--- Records to use Enclosed Below ---
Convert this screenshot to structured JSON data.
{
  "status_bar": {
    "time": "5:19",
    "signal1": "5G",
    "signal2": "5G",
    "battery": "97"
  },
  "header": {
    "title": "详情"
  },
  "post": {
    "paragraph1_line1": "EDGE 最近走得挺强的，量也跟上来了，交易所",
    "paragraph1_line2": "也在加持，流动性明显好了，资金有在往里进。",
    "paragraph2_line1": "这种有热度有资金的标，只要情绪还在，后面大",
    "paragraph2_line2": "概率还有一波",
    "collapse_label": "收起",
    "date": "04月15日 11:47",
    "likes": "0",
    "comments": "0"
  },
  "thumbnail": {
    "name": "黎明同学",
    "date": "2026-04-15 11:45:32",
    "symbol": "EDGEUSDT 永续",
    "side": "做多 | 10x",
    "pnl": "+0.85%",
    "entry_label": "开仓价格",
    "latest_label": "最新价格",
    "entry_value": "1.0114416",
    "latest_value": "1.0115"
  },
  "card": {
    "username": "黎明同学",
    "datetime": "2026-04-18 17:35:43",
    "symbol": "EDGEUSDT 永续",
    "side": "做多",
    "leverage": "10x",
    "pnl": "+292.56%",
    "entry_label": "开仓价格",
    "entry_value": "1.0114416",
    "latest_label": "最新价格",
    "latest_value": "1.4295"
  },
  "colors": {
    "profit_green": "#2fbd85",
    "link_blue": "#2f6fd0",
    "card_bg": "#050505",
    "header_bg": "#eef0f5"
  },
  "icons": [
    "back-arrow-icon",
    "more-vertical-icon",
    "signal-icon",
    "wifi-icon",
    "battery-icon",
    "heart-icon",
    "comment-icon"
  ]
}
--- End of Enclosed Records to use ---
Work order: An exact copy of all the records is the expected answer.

Solved problem:
Convert this screenshot to structured JSON data.
{
  "status_bar": {
    "time": "5:19",
    "signal1": "5G",
    "signal2": "5G",
    "battery": "97"
  },
  "header": {
    "title": "详情"
  },
  "post": {
    "paragraph1_line1": "EDGE 最近走得挺强的，量也跟上来了，交易所",
    "paragraph1_line2": "也在加持，流动性明显好了，资金有在往里进。",
    "paragraph2_line1": "这种有热度有资金的标，只要情绪还在，后面大",
    "paragraph2_line2": "概率还有一波",
    "collapse_label": "收起",
    "date": "04月15日 11:47",
    "likes": "0",
    "comments": "0"
  },
  "thumbnail": {
    "name": "黎明同学",
    "date": "2026-04-15 11:45:32",
    "symbol": "EDGEUSDT 永续",
    "side": "做多 | 10x",
    "pnl": "+0.85%",
    "entry_label": "开仓价格",
    "latest_label": "最新价格",
    "entry_value": "1.0114416",
    "latest_value": "1.0115"
  },
  "card": {
    "username": "黎明同学",
    "datetime": "2026-04-18 17:35:43",
    "symbol": "EDGEUSDT 永续",
    "side": "做多",
    "leverage": "10x",
    "pnl": "+292.56%",
    "entry_label": "开仓价格",
    "entry_value": "1.0114416",
    "latest_label": "最新价格",
    "latest_value": "1.4295"
  },
  "colors": {
    "profit_green": "#2fbd85",
    "link_blue": "#2f6fd0",
    "card_bg": "#050505",
    "header_bg": "#eef0f5"
  },
  "icons": [
    "back-arrow-icon",
    "more-vertical-icon",
    "signal-icon",
    "wifi-icon",
    "battery-icon",
    "heart-icon",
    "comment-icon"
  ]
}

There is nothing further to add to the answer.